Pick nearly any city across the country — Austin, Texas; Nashville, Tennessee; Seattle; New York — and the story is one of rents rising by double-digit percentages amid scant inventory.

Nationally, the vacancy rate is below 5%, with more than a dozen renters competing for any given vacant apartment, according to RentCafe. That translates to extraordinarily high rents. In Manhattan, the median rent reached a record $4,000 a month in May, according to data from Douglas Elliman. The same month, the typical U.S. asking rent passed $2,000 for the first time, according to Redfin.

The rental market has been on a wild ride since the spring of 2020, with no end in sight. Early in the pandemic, markets in cities like New York saw rents plunge, as residents left and vacancies soared. Concessions, including months of free rent, became the norm. But those discounts soon vanished, and rents in New York now eclipse 2019 levels. Other markets, like that in Miami, never experienced a sharp decline, as renters from other cities who were able to work remotely moved in.

“Everyone wanted more space, and a lot of people wanted their own space,” said Igor Popov, chief economist for Apartment List. “Those renters all gobbled up the inventory at a time when it was really hard to build” and to buy.

As he put it, “It was this perfect storm of raging demand and tight inventory.”

With few good alternatives, renters who might have moved this year have decided to stay put: Almost 62% have renewed their leases, according to RentCafe. That means there is less available inventory in a market that has long suffered from a lack of new housing.

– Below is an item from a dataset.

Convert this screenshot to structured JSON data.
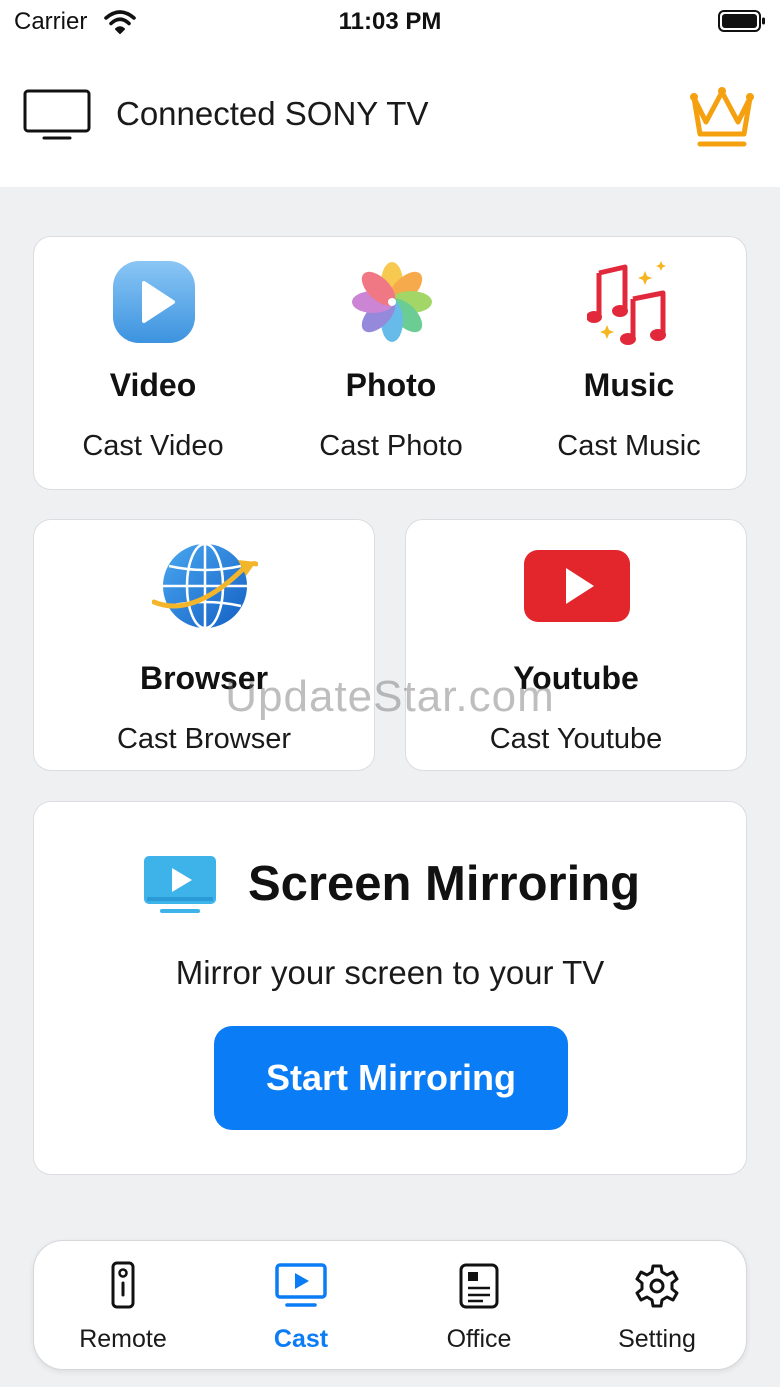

“A lot of renters feel like they’re on a very crowded subway car,” Popov said. “If you have a seat, you might be uncomfortable, but you’re not getting up.”

Joshua Clark, a senior economist at Zillow, said he is stunned by how fast rents have climbed: “There was a heating up, but the fact that we are at these numbers — I would have laughed at myself if I predicted that.”

The forecast does not look good for renters, in the short-term or the long-term. Rising mortgage rates will push some buyers out of the sales market, putting more pressure on the rental market. And as rents climb, even fewer people will move. With no relief in sight for the inventory shortage, renters have few options.

In New York City, Leonard Steinberg, a corporate broker at Compass, said, “I don’t see enough cranes. The best gauge for a city with rentals is: Are they building tall buildings with lots of apartments? I don’t see too many — it’s not enough.”

Economists predict that rents will continue climbing for the next two or three years, but not at the same clip. Push enough renters to the edge of affordability and they will double and triple up, or leave one market in search of a cheaper one.

“The breakneck pace that we were on in 2021 is just not sustainable,” Popov said. “We’re already starting to see renters respond to that in terms of more searches with roommates.”

So what should renters do? If you can renew your lease, even at a higher rent, the odds are that will be cheaper than moving. You could consider taking on roommates, or looking at cheaper neighborhoods. But none of the options are pleasant, and no one has a crystal ball to predict what the future holds.

“The major X factor is going to be what is happening in the rest of the economy,” Popov said. “If we start to see major shifts in the economy, then all bets are off and we’re in a new world.”